State announces it will dismantle illegal construction at Nabi Aner following nullification of Regularization Law
In the wake of the nullification of the law to regularize the settlements, and following a petition by Palestinian landowners: The state announces that it will demolish illegal construction at an archaeological site situated on private Palestinian land near the settlement of Neria
Following a petition to the High Court of Justice by Palestinian residents of the villages Dir Amar and Ras Karkar filed with the assistance of the Yesh Din and Emek Shaveh and after the High Court nullified the Regularization Law, the State announced it intends to remove the illegal construction at the archaeological site Nabi Aner (which the settlers refer to as Einot Aner (Aner Springs)) and its environs, if the Mateh Binyamin Regional Council and the settlement Neria do not do so themselves.
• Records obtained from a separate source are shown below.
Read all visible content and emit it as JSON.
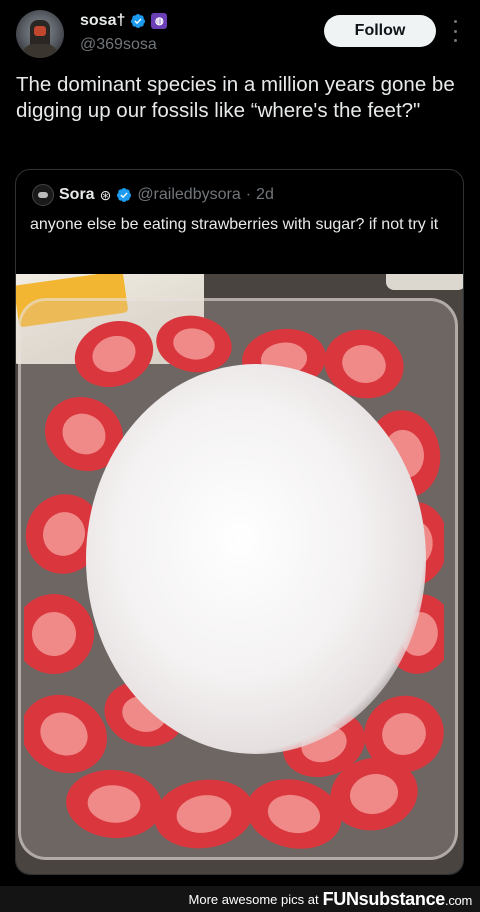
{
  "author": {
    "display_name": "sosa†",
    "handle": "@369sosa",
    "badge_sub_glyph": "◍"
  },
  "follow_label": "Follow",
  "tweet_text": "The dominant species in a million years gone be digging up our fossils like “where's the feet?\"",
  "quoted": {
    "display_name": "Sora",
    "emoji": "⊛",
    "handle": "@railedbysora",
    "separator": "·",
    "time": "2d",
    "text": "anyone else be eating strawberries with sugar? if not try it"
  },
  "watermark": {
    "text": "More awesome pics at",
    "brand_main": "FUNsubstance",
    "brand_tld": ".com"
  },
  "colors": {
    "background": "#000000",
    "verified": "#1d9bf0",
    "muted": "#71767b",
    "strawberry": "#d9363e",
    "sugar": "#f6f4f4"
  }
}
Two and a half years ago, Yesh Din and Emek Shaveh, head of council of the village Ras Karkar, and residents of Dir Amar petitioned the court to instruct the Civil Administration to demolish structures and facilities that were illegally built on the antiquities site Nabi Aner, located on private land belonging to residents of the villages, and a place of historical and religious significance. The site of Nabi Aner houses a Maqam (shrine) which was a place of pilgrimage for the local communities and is located on the route historically taken by Muslim pilgrims to Jerusalem and Hebron. It also features a system of springs whose waters were channeled and collected by a system of canals and pools by local farmers.
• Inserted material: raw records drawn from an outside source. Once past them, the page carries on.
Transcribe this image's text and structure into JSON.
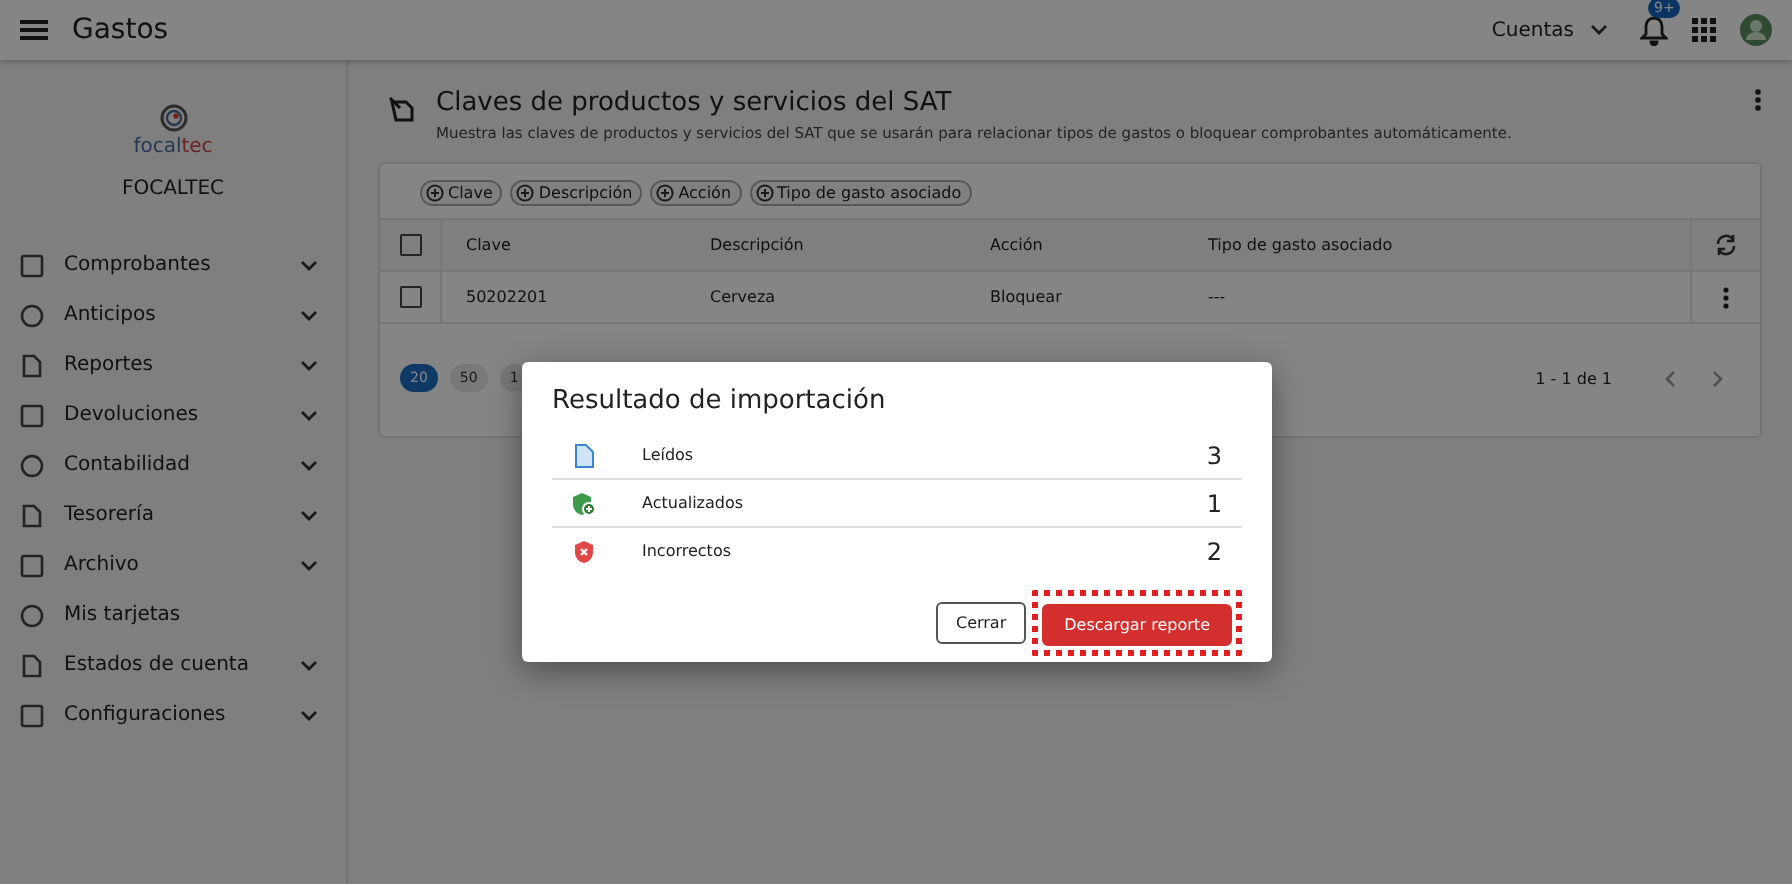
{
  "app_bar": {
    "title": "Gastos",
    "account_menu": "Cuentas",
    "notification_badge": "9+"
  },
  "sidebar": {
    "logo_text_a": "focal",
    "logo_text_b": "tec",
    "company": "FOCALTEC",
    "items": [
      {
        "label": "Comprobantes",
        "expandable": true
      },
      {
        "label": "Anticipos",
        "expandable": true
      },
      {
        "label": "Reportes",
        "expandable": true
      },
      {
        "label": "Devoluciones",
        "expandable": true
      },
      {
        "label": "Contabilidad",
        "expandable": true
      },
      {
        "label": "Tesorería",
        "expandable": true
      },
      {
        "label": "Archivo",
        "expandable": true
      },
      {
        "label": "Mis tarjetas",
        "expandable": false
      },
      {
        "label": "Estados de cuenta",
        "expandable": true
      },
      {
        "label": "Configuraciones",
        "expandable": true
      }
    ]
  },
  "page": {
    "title": "Claves de productos y servicios del SAT",
    "subtitle": "Muestra las claves de productos y servicios del SAT que se usarán para relacionar tipos de gastos o bloquear comprobantes automáticamente."
  },
  "filters": [
    "Clave",
    "Descripción",
    "Acción",
    "Tipo de gasto asociado"
  ],
  "table": {
    "select_all_checked": false,
    "columns": [
      "Clave",
      "Descripción",
      "Acción",
      "Tipo de gasto asociado"
    ],
    "rows": [
      {
        "checked": false,
        "cells": [
          "50202201",
          "Cerveza",
          "Bloquear",
          "---"
        ]
      }
    ]
  },
  "pagination": {
    "page_sizes": [
      {
        "label": "20",
        "selected": true
      },
      {
        "label": "50",
        "selected": false
      },
      {
        "label": "1",
        "selected": false
      }
    ],
    "range": "1 - 1 de 1"
  },
  "dialog": {
    "title": "Resultado de importación",
    "rows": [
      {
        "kind": "read",
        "label": "Leídos",
        "count": "3"
      },
      {
        "kind": "updated",
        "label": "Actualizados",
        "count": "1"
      },
      {
        "kind": "error",
        "label": "Incorrectos",
        "count": "2"
      }
    ],
    "buttons": [
      {
        "label": "Cerrar",
        "kind": "secondary",
        "highlighted": false
      },
      {
        "label": "Descargar reporte",
        "kind": "primary",
        "highlighted": true
      }
    ]
  }
}
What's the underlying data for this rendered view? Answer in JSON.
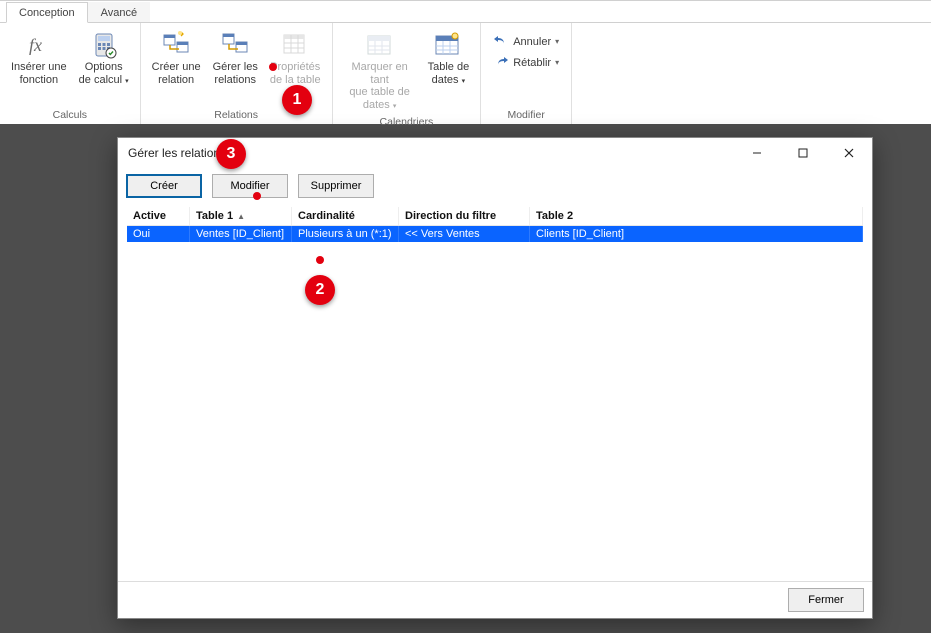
{
  "tabs": {
    "conception": "Conception",
    "avance": "Avancé"
  },
  "ribbon": {
    "groups": {
      "calculs": {
        "label": "Calculs",
        "inserer_fonction": "Insérer une\nfonction",
        "options_calcul": "Options\nde calcul"
      },
      "relations": {
        "label": "Relations",
        "creer_relation": "Créer une\nrelation",
        "gerer_relations": "Gérer les\nrelations",
        "proprietes_table": "Propriétés\nde la table"
      },
      "calendriers": {
        "label": "Calendriers",
        "marquer_tant": "Marquer en tant\nque table de dates",
        "table_dates": "Table de\ndates"
      },
      "modifier": {
        "label": "Modifier",
        "annuler": "Annuler",
        "retablir": "Rétablir"
      }
    }
  },
  "dialog": {
    "title": "Gérer les relations",
    "buttons": {
      "creer": "Créer",
      "modifier": "Modifier",
      "supprimer": "Supprimer",
      "fermer": "Fermer"
    },
    "columns": {
      "active": "Active",
      "table1": "Table 1",
      "cardinalite": "Cardinalité",
      "filtre": "Direction du filtre",
      "table2": "Table 2"
    },
    "row": {
      "active": "Oui",
      "table1": "Ventes [ID_Client]",
      "cardinalite": "Plusieurs à un (*:1)",
      "filtre": "<< Vers Ventes",
      "table2": "Clients [ID_Client]"
    }
  },
  "annotations": {
    "b1": "1",
    "b2": "2",
    "b3": "3"
  }
}
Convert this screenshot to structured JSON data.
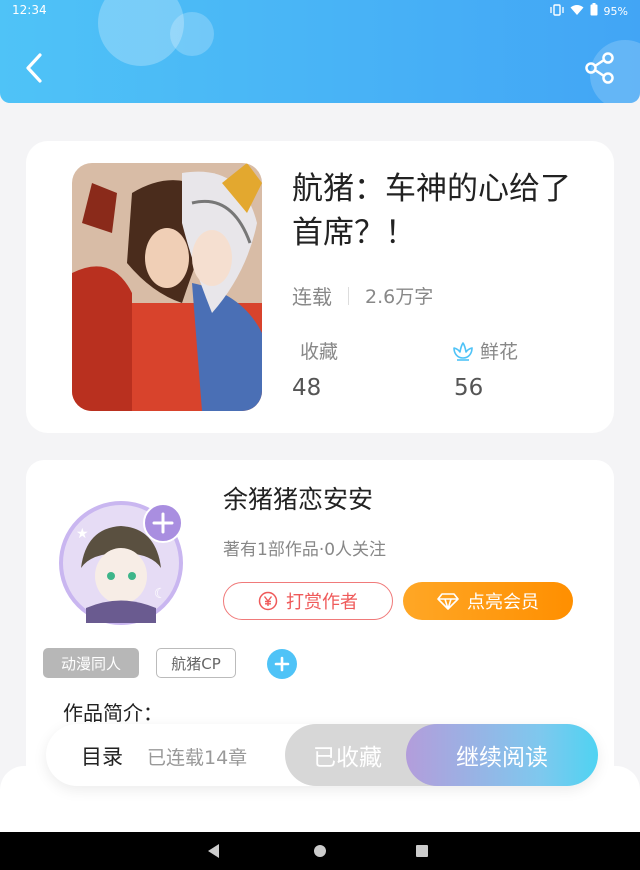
{
  "status_bar": {
    "time": "12:34",
    "battery": "95%"
  },
  "book": {
    "title": "航猪：车神的心给了首席？！",
    "status": "连载",
    "word_count": "2.6万字",
    "favorites_label": "收藏",
    "favorites_count": "48",
    "flowers_label": "鲜花",
    "flowers_count": "56"
  },
  "author": {
    "name": "余猪猪恋安安",
    "summary": "著有1部作品·0人关注",
    "tip_button": "打赏作者",
    "vip_button": "点亮会员"
  },
  "tags": [
    "动漫同人",
    "航猪CP"
  ],
  "intro_label": "作品简介：",
  "bottom_bar": {
    "toc_label": "目录",
    "chapter_count": "已连载14章",
    "favorited_button": "已收藏",
    "continue_button": "继续阅读"
  },
  "colors": {
    "header": "#4fc3f7",
    "accent": "#4fc3f7",
    "tip": "#ef5a5a",
    "vip": "#ff9800"
  }
}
For almost twenty years the Palestinian landowners have been prevented from accessing their land at the site. In 2014 the settlers of Neriah and the regional council started developing the site and named it “Gan Hashlosha” after the three Israeli youths who were murdered that year. Benches, picnic tables and paths were added without the permission of the Palestinian landowners, with the aim of turning it into a tourist and leisure attraction.
A significant portion of the discussion in court that took place in December 2018 revolved around the question whether the Regularization Law applies to construction on land that is undisputedly private property. As Justice Vogelman made clear, if the law would not apply to such a case, there is nothing to prevent the removal of illegal construction on the land of protected peoples.
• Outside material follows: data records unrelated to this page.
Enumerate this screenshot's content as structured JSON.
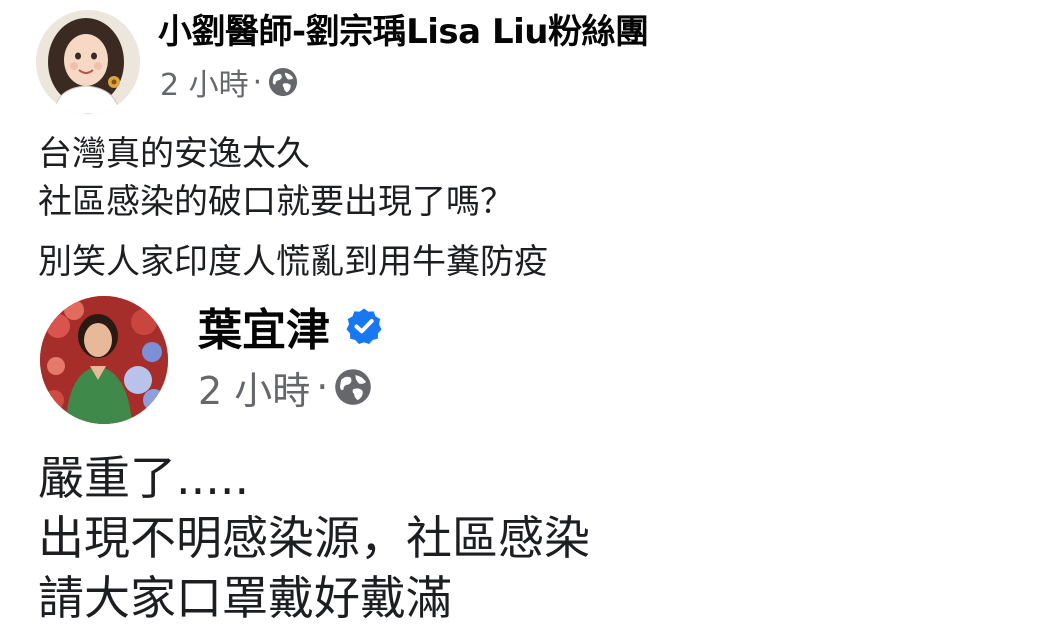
{
  "colors": {
    "text_primary": "#050505",
    "text_secondary": "#65676b",
    "verified_blue": "#1877f2",
    "background": "#ffffff"
  },
  "post1": {
    "author": "小劉醫師-劉宗瑀Lisa Liu粉絲團",
    "time": "2 小時",
    "separator": "·",
    "privacy_icon": "globe-icon",
    "lines": [
      "台灣真的安逸太久",
      "社區感染的破口就要出現了嗎？",
      "別笑人家印度人慌亂到用牛糞防疫"
    ]
  },
  "post2": {
    "author": "葉宜津",
    "verified_icon": "verified-badge-icon",
    "time": "2 小時",
    "separator": "·",
    "privacy_icon": "globe-icon",
    "lines": [
      "嚴重了.....",
      "出現不明感染源，社區感染",
      "請大家口罩戴好戴滿"
    ]
  }
}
Following the nullification of the Regularization Law, on Wednesday, June 24, the State announced that “under these circumstances, and in the absence of grounds for refraining from carrying out the demolition orders that were issued in accordance with the law with respect to the illegal construction, these will be carried out in accordance with the priorities, to the extent that they are not removed independently within the 90 days allocated in the court judgment in HCJ 1308/17.”
Yesh Din and Emek Shaveh: Over the years, the authorities in the area have refrained from enforcing the law with respect to illegal construction that was carried out on private land and around the archaeological site. In recent years, the State used the pretext of the Regularization Law as an excuse for continuing the policy of non-enforcement. This is an example of the importance of the nullification of the Regularization Law, which enabled settlers to take over private lands. But regardless of the Regularization Law and its nullification, we find it regrettable that we were forced to petition the court to instruct the State’s enforcement authorities to simply carry out their duties and prevent the settlers from illegally building on private Palestinian land. We regret that the State does not of its own accord enforce the law and stop the damage to archaeological sites and the process of severing Palestinians from access to their cultural and religious roots.